More importantly, aggressive treatments also have complications. In the case of TAVR, the procedure also increases the risk of a stroke from roughly 6 percent without TAVR to almost 14 percent with it. This might look like a small number, but calculating the obverse of the NNT, known as “The Number Needed To Harm” (NNH), we find that the number needed to harm is 12. This means that for every 12 patients treated, one will have a stroke who was not otherwise destined to suffer that calamity.
Where does that leave the patient?
If we emphasize the relative benefits (“75 percent increase in the chance of being alive in two years”) and risks (“8 percent increased risk of stroke”), they are likely to choose the treatment. But if the consulting physician emphasizes the absolute benefit (NNT of 4) as meaning that one in four benefits and the outcomes for three of four are unchanged by undergoing the treatment (because some patients die within two years with the treatment and some patients would have lived two years without the treatment), a patient might think twice.
The reality behind the statistics
Combine the NNT and the NNH and it turns out that for every three patients who benefit, one is harmed. With that in mind, a patient might simply take their chances and skip the intervention.

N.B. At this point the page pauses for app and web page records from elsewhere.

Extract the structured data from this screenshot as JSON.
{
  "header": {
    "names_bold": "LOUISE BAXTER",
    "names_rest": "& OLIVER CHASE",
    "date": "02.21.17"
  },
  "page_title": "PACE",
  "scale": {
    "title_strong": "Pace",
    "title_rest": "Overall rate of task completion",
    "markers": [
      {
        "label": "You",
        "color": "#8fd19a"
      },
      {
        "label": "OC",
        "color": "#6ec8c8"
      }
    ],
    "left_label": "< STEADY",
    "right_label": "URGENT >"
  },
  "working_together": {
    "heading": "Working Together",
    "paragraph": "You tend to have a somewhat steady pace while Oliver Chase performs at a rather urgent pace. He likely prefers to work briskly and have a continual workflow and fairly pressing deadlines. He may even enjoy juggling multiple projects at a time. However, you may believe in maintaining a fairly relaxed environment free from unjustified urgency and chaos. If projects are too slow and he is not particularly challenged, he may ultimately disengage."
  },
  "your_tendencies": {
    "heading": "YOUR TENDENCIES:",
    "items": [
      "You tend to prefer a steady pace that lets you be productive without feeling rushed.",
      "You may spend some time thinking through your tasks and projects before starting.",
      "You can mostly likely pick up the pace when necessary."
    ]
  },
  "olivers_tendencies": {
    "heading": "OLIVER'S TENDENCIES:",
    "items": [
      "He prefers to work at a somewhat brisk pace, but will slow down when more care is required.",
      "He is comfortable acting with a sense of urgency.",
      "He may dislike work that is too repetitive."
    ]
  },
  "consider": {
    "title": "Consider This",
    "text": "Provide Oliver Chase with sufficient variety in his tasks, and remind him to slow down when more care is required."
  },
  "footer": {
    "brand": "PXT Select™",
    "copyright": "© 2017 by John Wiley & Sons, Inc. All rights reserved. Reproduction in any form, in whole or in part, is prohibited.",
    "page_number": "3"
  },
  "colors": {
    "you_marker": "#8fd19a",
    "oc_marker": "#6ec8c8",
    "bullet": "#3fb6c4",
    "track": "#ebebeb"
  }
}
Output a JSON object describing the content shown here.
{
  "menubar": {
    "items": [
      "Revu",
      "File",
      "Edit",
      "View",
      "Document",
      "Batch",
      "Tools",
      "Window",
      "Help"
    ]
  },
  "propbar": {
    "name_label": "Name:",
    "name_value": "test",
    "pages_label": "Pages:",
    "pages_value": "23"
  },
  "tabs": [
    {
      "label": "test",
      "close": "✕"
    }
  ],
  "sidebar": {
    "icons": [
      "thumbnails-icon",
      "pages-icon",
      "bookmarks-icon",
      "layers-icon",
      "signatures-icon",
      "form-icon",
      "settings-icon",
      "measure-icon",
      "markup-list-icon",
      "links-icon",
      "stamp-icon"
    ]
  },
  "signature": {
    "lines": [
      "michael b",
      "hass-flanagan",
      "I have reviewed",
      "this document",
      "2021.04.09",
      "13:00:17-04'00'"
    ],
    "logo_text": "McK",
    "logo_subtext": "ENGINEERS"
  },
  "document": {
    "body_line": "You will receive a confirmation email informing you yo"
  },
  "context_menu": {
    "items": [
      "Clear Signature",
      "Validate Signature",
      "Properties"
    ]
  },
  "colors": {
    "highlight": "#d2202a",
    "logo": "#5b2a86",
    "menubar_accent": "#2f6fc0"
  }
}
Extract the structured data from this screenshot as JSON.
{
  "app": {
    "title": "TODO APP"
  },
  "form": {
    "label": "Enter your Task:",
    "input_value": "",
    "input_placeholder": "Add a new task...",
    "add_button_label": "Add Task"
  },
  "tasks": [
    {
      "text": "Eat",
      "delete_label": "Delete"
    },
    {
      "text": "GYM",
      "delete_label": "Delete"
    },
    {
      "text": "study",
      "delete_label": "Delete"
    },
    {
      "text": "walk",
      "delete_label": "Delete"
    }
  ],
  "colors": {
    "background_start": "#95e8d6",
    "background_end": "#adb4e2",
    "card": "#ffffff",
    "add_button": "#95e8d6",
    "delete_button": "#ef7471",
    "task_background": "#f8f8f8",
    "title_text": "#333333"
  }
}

So, when a friend says to me, “I am so proud of my father; he had this miracle procedure and is alive today because he was brave enough to face it,” the balloon over my head is reading, “Did he really benefit or would he have been alive anyway?”
And, what about the majority of the people who were unaffected by the treatment but made the decision thinking that they faced a Hobson’s choice?
Finally, what about the people who were harmed because they were enticed into the procedure based on a relative understanding of the benefits? Did they know what they were getting into?
You don’t have to calculate the NNT to know that most elderly patients have limited practical benefit from aggressive therapy at an advanced age. The “Aunt Mary’s” who populate our memories might look like they won the lottery or, like my father, might have felt ambivalent about their life prolonging decision.
Questions to ask your doctor
In any event, don’t allow your doctors to limit their consultation to the relative merits of their treatment plan. Instead, ask them the following questions:
- If I were your mother or father, would you put me through it?
- If I live longer because of the treatment, will the quality of my life be reduced?
- If I choose the treatment path, am I more or less likely to lose control?
- Am I more or less likely to end up in an ICU?
- Am I more or less likely to be in pain?
- Is doing nothing reasonable?
Focusing only on the positive outcomes of a therapy versus no therapy limits one’s understanding of end-of-life issues to relative comparisons but ignores the absolute bigger picture of success without treatment, failures with treatment, and the inevitability of death coming for all.